Modern humans' ancestors went through a Stone Age about 3 million years ago, marked by their use of stone to create tools for all kinds of purposes, from hunting to construction. And while other non-human species have been known to use stones as tools from time to time, the capuchin monkey has shown evidence of having a true Stone Age of its own, Science Newsreports.
The evidence comes from a study published in the journal Nature Ecology & Evolution this week. An archaeological site in Brazil uncovered stone tools used by capuchin monkeys from various times over the past 3,000 years. The capuchins' use of stone tools has actually changed over time, which is what makes it different from other primates' habits — over the course of the monkeys' Stone Age, as their environment has adapted, they've adapted their tools to suit their needs.
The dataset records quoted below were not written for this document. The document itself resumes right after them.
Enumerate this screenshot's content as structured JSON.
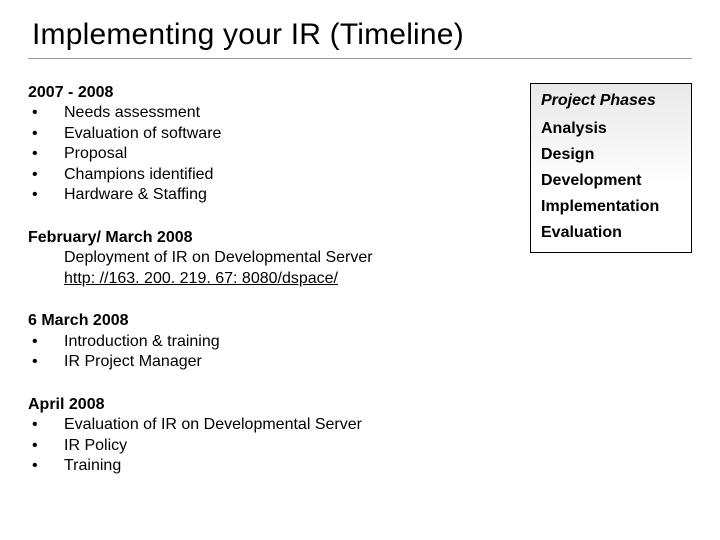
{
  "title": "Implementing your IR (Timeline)",
  "sections": [
    {
      "heading": "2007 - 2008",
      "items": [
        "Needs assessment",
        "Evaluation of software",
        "Proposal",
        "Champions identified",
        "Hardware & Staffing"
      ]
    },
    {
      "heading": "February/ March 2008",
      "indent_lines": [
        "Deployment of IR on Developmental Server"
      ],
      "link": "http: //163. 200. 219. 67: 8080/dspace/"
    },
    {
      "heading": "6 March 2008",
      "items": [
        "Introduction & training",
        "IR Project Manager"
      ]
    },
    {
      "heading": "April 2008",
      "items": [
        "Evaluation of IR on Developmental Server",
        "IR Policy",
        "Training"
      ]
    }
  ],
  "phases": {
    "title": "Project Phases",
    "items": [
      "Analysis",
      "Design",
      "Development",
      "Implementation",
      "Evaluation"
    ]
  }
}
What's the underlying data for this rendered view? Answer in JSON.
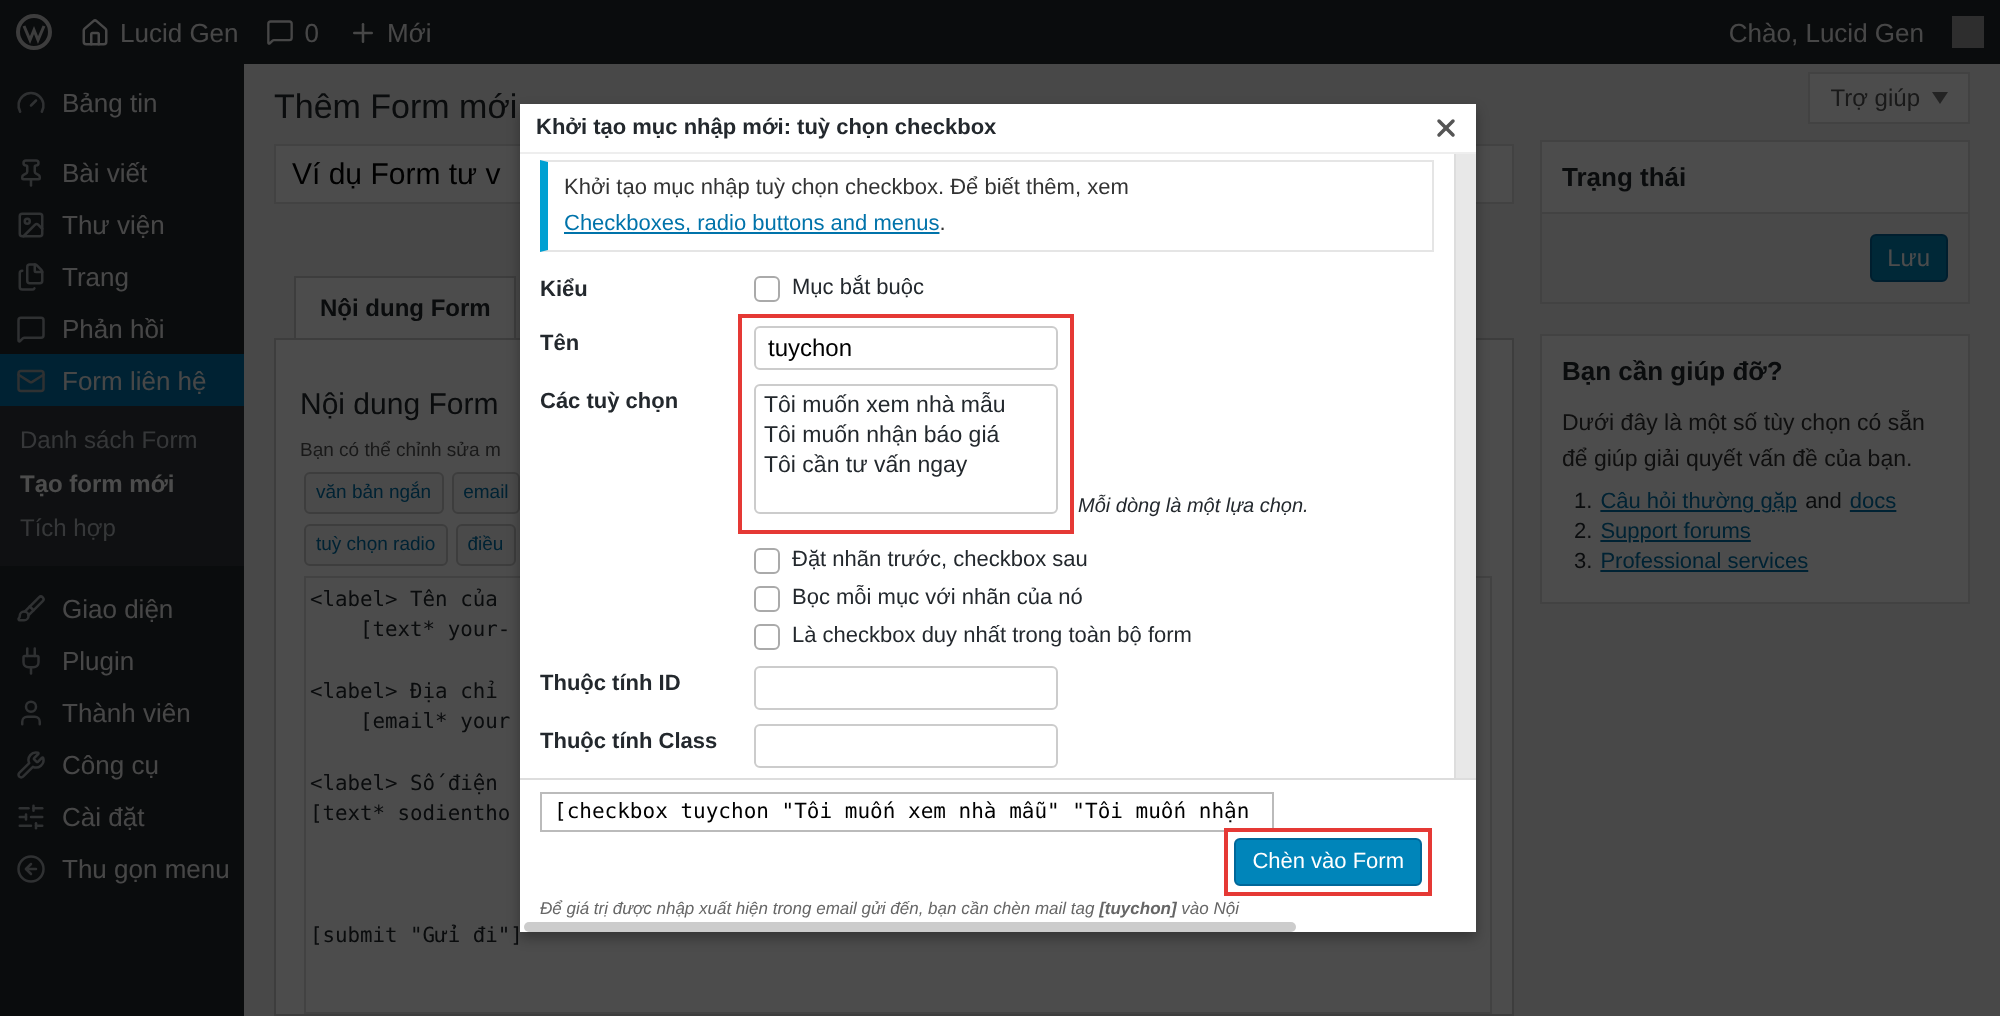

This doesn't necessarily mean that these little primates will eventually progress to their own Bronze Age and Iron Age like humans did, but it's still a remarkable find. Maybe with enough time, capuchins will find their own ways to evolve — and one day, inherit the Earth.